Offer Proactive Support With Remote Monitoring

Source: Field Technologies Magazine
Integrated Solutions, October 2008

Eaton Electrical Services and Systems (Eaton) offers power distribution, power protection, power equipment maintenance, and service management to industrial, institutional, and commercial customers. Equipment downtime causes interruption of electrical power, which is costly and can be damaging to the customer. Eaton's goal is to provide customers with the information to prevent an outage from happening. To do so, Eaton needs access to historical data about system performance as well as continuous data monitoring to evaluate trends and identify problem areas.

Eaton has offices in 40 countries, but core engineering for power systems analysis is done at its Pittsburgh office. This means that when customers ask Eaton for engineering assistance, the company would use off-the-shelf remote connectivity tools to access the customer facility. Using these off-the-shelf tools presented a few drawbacks. One, these tools were not firewall-friendly, requiring customers to make network configuration changes to grant access to an Eaton engineer. Second, the basic desktop connectivity and file transfer tools couldn't automate responses to incoming data, meaning that Eaton couldn't set threshold values or alarm conditions. Finally, the tools lacked the database capability that would allow other applications to take advantage of the device performance data once it was obtained.

Eaton began working on Cutler-Hammer PowerNet, a software that is networked to interface with a customer's meters, relays, trip units, motor protectors, and transfer switch controllers to deliver device data to desktop PCs throughout a facility. This software combined with connectivity with Eaton's support center would be called the Instant Response Center (IRC) and would allow easier troubleshooting and proactive support.

Eaton chose the Questra Smart Service Solution, enterprise software for intelligent device management, as the technology to make this connectivity possible. Questra was firewall-friendly, allowed secure connection via the Internet, and could be customized to offer flexibility to customers. One customer that uses IRC is the University of South Carolina (USC). The data that IRC provided for USC uncovered that power fluctuations the school thought were caused by the campus system were actually being caused by its utility system.

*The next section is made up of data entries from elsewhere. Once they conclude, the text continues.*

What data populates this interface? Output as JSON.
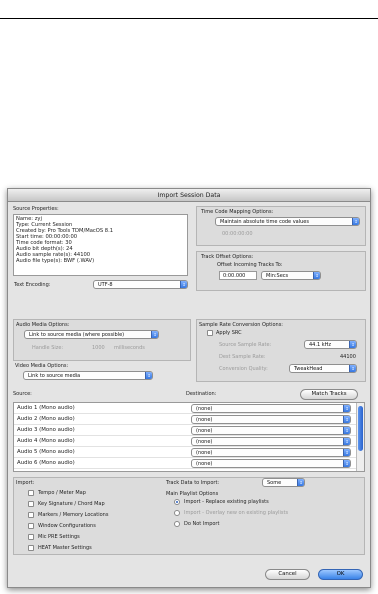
{
  "dialog": {
    "title": "Import Session Data"
  },
  "source_props": {
    "label": "Source Properties:",
    "lines": [
      "Name: zyj",
      "Type: Current Session",
      "Created by: Pro Tools TDM/MacOS 8.1",
      "Start time: 00:00:00:00",
      "Time code format: 30",
      "Audio bit depth(s): 24",
      "Audio sample rate(s): 44100",
      "Audio file type(s): BWF (.WAV)"
    ]
  },
  "text_encoding": {
    "label": "Text Encoding:",
    "value": "UTF-8"
  },
  "timecode": {
    "label": "Time Code Mapping Options:",
    "value": "Maintain absolute time code values",
    "time": "00:00:00:00"
  },
  "track_offset": {
    "label": "Track Offset Options:",
    "offset_label": "Offset Incoming Tracks To:",
    "value": "0:00.000",
    "unit": "Min:Secs"
  },
  "audio_media": {
    "label": "Audio Media Options:",
    "value": "Link to source media (where possible)",
    "handle_label": "Handle Size:",
    "handle_value": "1000",
    "handle_unit": "milliseconds"
  },
  "video_media": {
    "label": "Video Media Options:",
    "value": "Link to source media"
  },
  "src": {
    "label": "Sample Rate Conversion Options:",
    "apply": "Apply SRC",
    "source_rate_label": "Source Sample Rate:",
    "source_rate_value": "44.1 kHz",
    "dest_rate_label": "Dest Sample Rate:",
    "dest_rate_value": "44100",
    "quality_label": "Conversion Quality:",
    "quality_value": "TweakHead"
  },
  "tracks": {
    "source_header": "Source:",
    "dest_header": "Destination:",
    "match_button": "Match Tracks",
    "rows": [
      {
        "source": "Audio 1 (Mono audio)",
        "dest": "(none)"
      },
      {
        "source": "Audio 2 (Mono audio)",
        "dest": "(none)"
      },
      {
        "source": "Audio 3 (Mono audio)",
        "dest": "(none)"
      },
      {
        "source": "Audio 4 (Mono audio)",
        "dest": "(none)"
      },
      {
        "source": "Audio 5 (Mono audio)",
        "dest": "(none)"
      },
      {
        "source": "Audio 6 (Mono audio)",
        "dest": "(none)"
      }
    ]
  },
  "import_opts": {
    "label": "Import:",
    "items": [
      "Tempo / Meter Map",
      "Key Signature / Chord Map",
      "Markers / Memory Locations",
      "Window Configurations",
      "Mic PRE Settings",
      "HEAT Master Settings"
    ]
  },
  "track_data": {
    "label": "Track Data to Import:",
    "value": "Some"
  },
  "playlist": {
    "label": "Main Playlist Options",
    "options": [
      "Import - Replace existing playlists",
      "Import - Overlay new on existing playlists",
      "Do Not Import"
    ]
  },
  "buttons": {
    "cancel": "Cancel",
    "ok": "OK"
  }
}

The information IRC provided allowed USC to decrease outages and downtime by uncovering data that wasn't available previously.